The online credentials for 68% of pharmaceutical executives analyzed for a study have been compromised recently.
The study, conducted by cybersecurity firm Blackcloak, found that the email accounts of over two-thirds of pharmaceutical executives had been compromised within the last five to ten years. Of the compromised emails, 57% were found on the dark web and had been either cracked or stored in plaintext format.
While the primary source (85%) of the email account information was a 2015 data breach of the professional social network LinkedIn, Blackcloak CEO Dr. Chris Pierson assigns much of the blame to weaker cybersecurity via personal devices and accounts belonging to executives, referring to it as “the path of least resistance” for hackers.
“Hackers and cybercriminals spot the opportunity to effortlessly gain access and control over the executives’ home network, enabling them to migrate into the company network from that point. Every day the executive brings their company home, where the security controls are nonexistent and weak ‒ so every night, their corporate networks and company are at risk for a cyberattack,” wrote Pierson.
C-suite executives have been a frequent target for hackers and scammers, but Pierson identified some vulnerabilities specific to the pharmaceutical industry.
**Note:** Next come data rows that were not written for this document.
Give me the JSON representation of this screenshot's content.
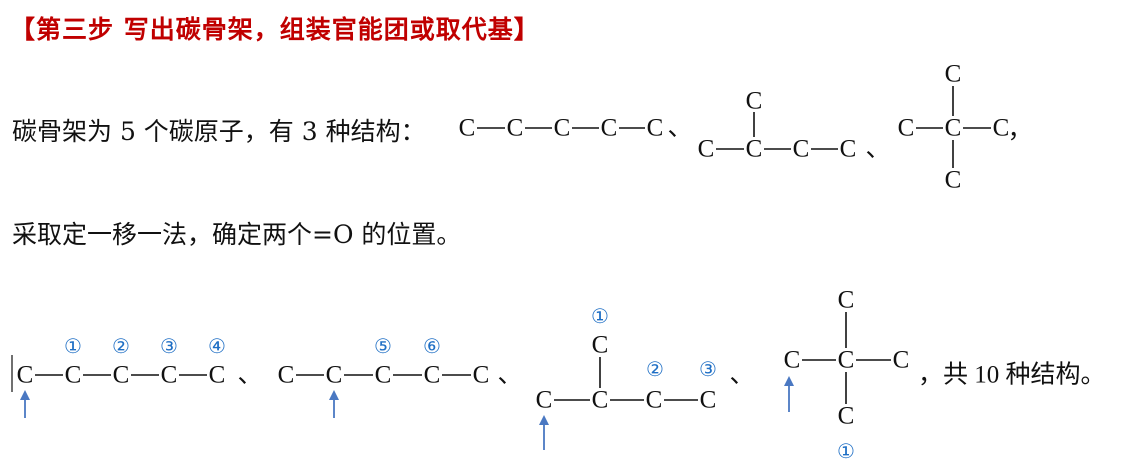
{
  "title": "【第三步  写出碳骨架，组装官能团或取代基】",
  "line1": "碳骨架为 5 个碳原子，有 3 种结构：",
  "line2": "采取定一移一法，确定两个=O 的位置。",
  "atom": "C",
  "sep": "、",
  "comma": "，",
  "conclusion": "，共 10 种结构。",
  "positions": [
    "①",
    "②",
    "③",
    "④",
    "⑤",
    "⑥"
  ],
  "colors": {
    "title": "#c00000",
    "marker": "#1f6fc5",
    "arrow": "#4a78c2"
  }
}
“In the pharmaceutical world, executives appeared to move from job to job across a tier of companies and with this they brought their old passwords with them and showed consistent use over a period of sometimes 15 years of same and/or similar passwords,” wrote Pierson.